Michael Campbell’s comeback will be of much interest

By Paul Gueorgieff
Editor, Golfer Pacific NZ

It was this time last year that I wrote a column about Michael Campbell.

The former star New Zealand golfer had announced his intention to return to competition and the column highlighted just how lucrative it could be .

Campbell turns 50 next month which makes him eligible for the seniors’ tours in the United States and in Europe.

Last year he said he would play some main tour events in preparation for the seniors’ events. He wanted to hit the ground running the day he turned 50.

That hasn’t happened but it was great to read that he has confirmed the resumption of his career in next month’s New Zealand Open near Queenstown.

Campbell is a past New Zealand Open winner. To the delight of a home crowd, the Wellingtonian won the 2000 open when it was played at Paraparaumu Beach, north of Wellington.

He was second in the following two years at The Grange in Auckland in 2001 and when it returned to Paraparaumu Beach in 2002.

Could he win again 19 years later? Probably not.

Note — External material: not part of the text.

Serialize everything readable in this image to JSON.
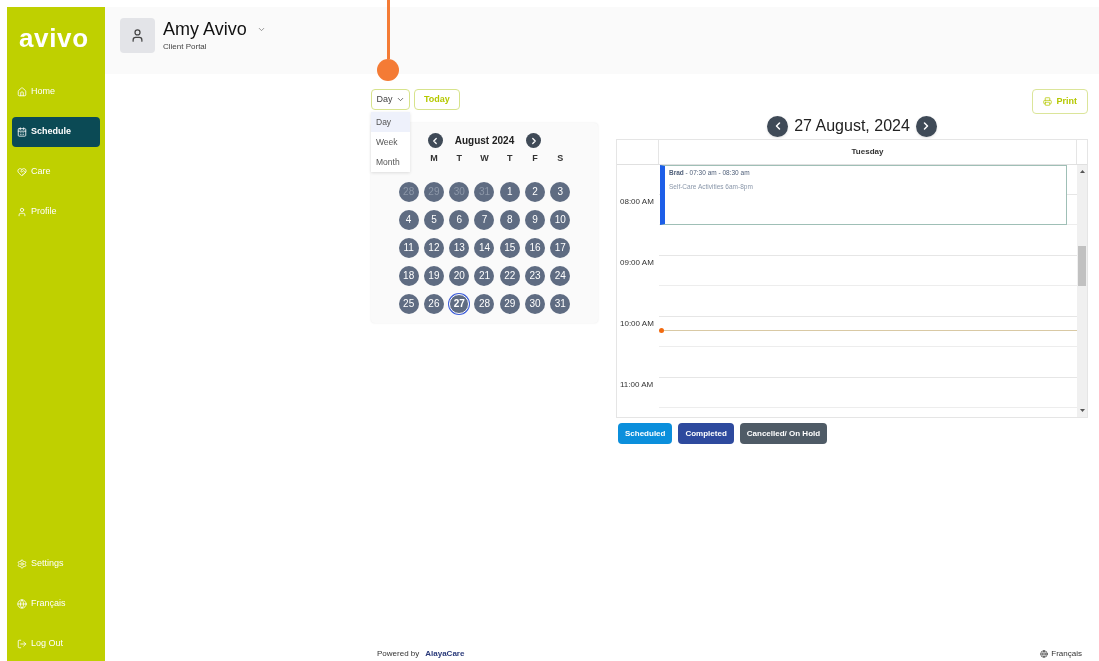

He will have the distraction of being the centre of attention in the tournament lead-up, he will not have played for more than three years and many of his rivals will be up to 30 years his junior.

But it will be very interesting to see how he performs. If he makes the cut it would be a case of very well done. If he doesn’t make the cut, all will not be lost. But with it will come the realisation of what is required to make it on the seniors’ tours.

Campbell’s victory in the 2005 United States Open means he can play on either of the senior circuits in the US or Europe. And there’s plenty of money to be won, especially in the US.

German golfer Bernhard Langer is the prime example. Last year he racked up $US2.2 million in prizemoney from what is now called the PGA Tour Champions. Let me put that in New Zealand dollars — $NZ3.28 million. Can you remember the last time you earned more than $3 million in a year?

Langer, 61, has literally made a fortune on the seniors’ tour.

Langer won $US3.6 million in 2017. In 2016 he won $US3 million. In 2015 he won $US2.3 million. In 2014 he won $US3 million. In 2013 it was $2.4 million. In 2012 it was $2.1 million.

He had a bad year in 2011 with only $650,000.

In 2010 it was $2.6 million. In 2009 it was $2.1 million. In 2008 it was $2 million.

They are truly astounding figures.

Nobody is expecting Campbell to replicate Langer but if he can get his game together he can make a very comfortable living.